Network with people who may know where there are openings in their companies; they might even be willing to offer suggestions on how best to prepare yourself if needed help passing exams like LSATs or GMATs because these tests aren’t easy!
These are just some of the things to consider when deciding whether or not you want to be an attorney. The biggest thing is that you should make sure this is what you want and that it’s not just a passing fancy. If so, then go for it!
Here are some additional resources you might find helpful:
Questions to Ask If You Want to Be a Lawyer: Explore important questions to consider when aspiring to become a lawyer and entering the legal profession.
Career Advice: I Want to Be a Lawyer: Discover career advice and insights for individuals who are interested in pursuing a career in law.
Become a Lawyer: Step-by-Step Guide: Forbes provides a step-by-step guide on how to become a lawyer, outlining the educational path and necessary steps to achieve your legal career goals.
What educational path is required to become a lawyer?
To become a lawyer, you typically need to earn a Juris Doctor (J.D.) degree from an accredited law school. This degree is essential for eligibility to take the bar exam in most jurisdictions.
How can I assess if a career in law is right for me?
Consider asking yourself questions about your interests, skills, and long-term goals. Exploring the challenges and rewards of the legal profession can help you determine if it aligns with your aspirations.
What skills are important for success in the legal field?
Effective communication, critical thinking, research skills, and attention to detail are crucial skills for lawyers. Strong advocacy and the ability to analyze complex information are also highly valued.
How do I prepare for law school admissions?
Preparing for law school admissions involves factors like maintaining a competitive GPA, scoring well on the LSAT (Law School Admission Test), obtaining strong letters of recommendation, and crafting a compelling personal statement.
What types of law can I specialize in as a lawyer?
Lawyers can specialize in various areas, such as criminal law, corporate law, family law, environmental law, and more. Choosing a specialization depends on your interests and the impact you wish to make.
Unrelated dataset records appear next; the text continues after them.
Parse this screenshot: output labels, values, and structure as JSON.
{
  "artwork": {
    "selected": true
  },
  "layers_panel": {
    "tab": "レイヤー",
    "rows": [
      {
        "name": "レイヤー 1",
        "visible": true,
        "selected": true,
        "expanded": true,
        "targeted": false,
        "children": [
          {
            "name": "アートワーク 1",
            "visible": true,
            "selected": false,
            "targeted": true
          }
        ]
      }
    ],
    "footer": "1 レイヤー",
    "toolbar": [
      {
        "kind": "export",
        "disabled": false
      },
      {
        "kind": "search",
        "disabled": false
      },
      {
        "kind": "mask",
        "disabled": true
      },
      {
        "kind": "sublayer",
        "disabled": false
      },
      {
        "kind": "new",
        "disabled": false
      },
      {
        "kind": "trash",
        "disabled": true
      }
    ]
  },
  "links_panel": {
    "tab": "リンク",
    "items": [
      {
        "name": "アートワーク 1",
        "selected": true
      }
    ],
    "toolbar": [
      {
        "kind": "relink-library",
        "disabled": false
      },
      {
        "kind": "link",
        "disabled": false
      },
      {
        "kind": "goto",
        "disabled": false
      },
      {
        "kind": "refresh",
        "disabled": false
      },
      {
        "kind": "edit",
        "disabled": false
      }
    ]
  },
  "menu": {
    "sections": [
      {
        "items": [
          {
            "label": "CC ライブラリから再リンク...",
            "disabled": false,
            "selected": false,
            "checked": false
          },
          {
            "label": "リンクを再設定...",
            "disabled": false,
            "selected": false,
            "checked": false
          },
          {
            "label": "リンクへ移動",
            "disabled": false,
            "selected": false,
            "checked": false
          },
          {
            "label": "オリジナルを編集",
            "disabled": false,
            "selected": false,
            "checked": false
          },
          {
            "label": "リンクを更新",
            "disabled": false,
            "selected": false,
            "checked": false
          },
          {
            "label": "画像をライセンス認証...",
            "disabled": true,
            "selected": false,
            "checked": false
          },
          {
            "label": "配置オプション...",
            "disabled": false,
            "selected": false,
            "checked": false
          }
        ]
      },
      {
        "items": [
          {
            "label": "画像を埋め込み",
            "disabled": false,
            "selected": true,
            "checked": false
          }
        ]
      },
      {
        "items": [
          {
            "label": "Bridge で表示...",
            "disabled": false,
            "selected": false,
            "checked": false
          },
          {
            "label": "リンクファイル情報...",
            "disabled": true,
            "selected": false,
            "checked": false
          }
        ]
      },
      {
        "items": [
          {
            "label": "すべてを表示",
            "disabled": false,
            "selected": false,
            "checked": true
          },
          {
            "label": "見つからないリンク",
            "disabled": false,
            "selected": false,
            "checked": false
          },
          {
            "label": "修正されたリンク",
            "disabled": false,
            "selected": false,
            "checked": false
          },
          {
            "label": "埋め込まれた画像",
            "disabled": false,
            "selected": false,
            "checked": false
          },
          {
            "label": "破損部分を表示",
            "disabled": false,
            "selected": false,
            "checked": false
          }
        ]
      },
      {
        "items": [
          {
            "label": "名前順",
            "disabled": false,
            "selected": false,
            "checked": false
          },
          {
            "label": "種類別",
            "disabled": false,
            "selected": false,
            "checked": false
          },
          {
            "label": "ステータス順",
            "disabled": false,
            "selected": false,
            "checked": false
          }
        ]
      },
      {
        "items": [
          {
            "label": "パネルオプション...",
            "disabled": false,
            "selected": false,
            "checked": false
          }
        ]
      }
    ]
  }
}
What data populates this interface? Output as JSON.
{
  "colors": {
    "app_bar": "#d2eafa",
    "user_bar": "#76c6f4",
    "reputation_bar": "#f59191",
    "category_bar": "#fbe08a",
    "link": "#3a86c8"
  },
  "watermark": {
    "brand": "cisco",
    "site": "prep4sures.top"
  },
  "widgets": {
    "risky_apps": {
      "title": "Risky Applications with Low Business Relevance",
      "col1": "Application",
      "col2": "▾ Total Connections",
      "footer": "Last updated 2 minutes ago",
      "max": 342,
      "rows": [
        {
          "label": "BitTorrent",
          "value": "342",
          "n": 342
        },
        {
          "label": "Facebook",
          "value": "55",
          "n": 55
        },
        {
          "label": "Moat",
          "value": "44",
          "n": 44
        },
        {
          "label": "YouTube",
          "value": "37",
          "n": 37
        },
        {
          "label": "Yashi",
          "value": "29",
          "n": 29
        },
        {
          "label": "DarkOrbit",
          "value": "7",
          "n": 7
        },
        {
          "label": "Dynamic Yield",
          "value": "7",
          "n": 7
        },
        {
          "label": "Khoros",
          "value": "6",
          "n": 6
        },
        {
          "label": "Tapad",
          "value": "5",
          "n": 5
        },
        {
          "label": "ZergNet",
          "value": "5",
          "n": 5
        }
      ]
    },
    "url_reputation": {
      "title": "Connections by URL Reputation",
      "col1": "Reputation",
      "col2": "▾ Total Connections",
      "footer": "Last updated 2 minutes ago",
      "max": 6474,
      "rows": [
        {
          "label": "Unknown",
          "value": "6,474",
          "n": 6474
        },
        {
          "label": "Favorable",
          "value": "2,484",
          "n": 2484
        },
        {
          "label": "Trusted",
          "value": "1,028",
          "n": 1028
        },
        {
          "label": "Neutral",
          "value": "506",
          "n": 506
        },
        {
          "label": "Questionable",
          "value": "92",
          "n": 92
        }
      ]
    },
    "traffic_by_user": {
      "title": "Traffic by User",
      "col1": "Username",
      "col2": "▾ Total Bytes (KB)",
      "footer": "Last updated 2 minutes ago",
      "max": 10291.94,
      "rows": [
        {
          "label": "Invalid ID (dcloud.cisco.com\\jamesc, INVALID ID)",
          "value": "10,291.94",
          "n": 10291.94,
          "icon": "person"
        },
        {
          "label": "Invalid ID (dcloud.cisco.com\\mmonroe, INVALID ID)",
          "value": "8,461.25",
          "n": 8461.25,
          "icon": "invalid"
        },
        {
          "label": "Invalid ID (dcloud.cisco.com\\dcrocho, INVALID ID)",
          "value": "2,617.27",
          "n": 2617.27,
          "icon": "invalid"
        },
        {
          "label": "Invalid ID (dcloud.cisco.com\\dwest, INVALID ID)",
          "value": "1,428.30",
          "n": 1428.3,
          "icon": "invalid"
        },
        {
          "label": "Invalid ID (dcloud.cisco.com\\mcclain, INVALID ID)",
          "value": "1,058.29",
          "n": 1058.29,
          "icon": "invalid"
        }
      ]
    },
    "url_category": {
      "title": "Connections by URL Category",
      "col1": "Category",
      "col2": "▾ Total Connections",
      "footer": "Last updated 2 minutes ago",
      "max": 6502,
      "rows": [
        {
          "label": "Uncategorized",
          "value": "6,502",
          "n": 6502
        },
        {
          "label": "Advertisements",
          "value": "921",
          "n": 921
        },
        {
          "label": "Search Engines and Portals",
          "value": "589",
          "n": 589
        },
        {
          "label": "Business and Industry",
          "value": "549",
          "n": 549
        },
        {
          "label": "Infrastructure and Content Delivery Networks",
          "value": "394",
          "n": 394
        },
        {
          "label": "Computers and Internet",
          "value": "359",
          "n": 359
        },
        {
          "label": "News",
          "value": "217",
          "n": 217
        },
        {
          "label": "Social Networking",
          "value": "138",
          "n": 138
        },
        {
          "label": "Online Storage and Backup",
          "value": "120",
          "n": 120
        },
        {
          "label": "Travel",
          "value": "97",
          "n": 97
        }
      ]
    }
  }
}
Costantine Edward is a digital marketing expert, freelance writer, and entrepreneur who helps people attain financial freedom. I’ve been working in marketing since I was 18 years old and have managed to build a successful career doing what I love.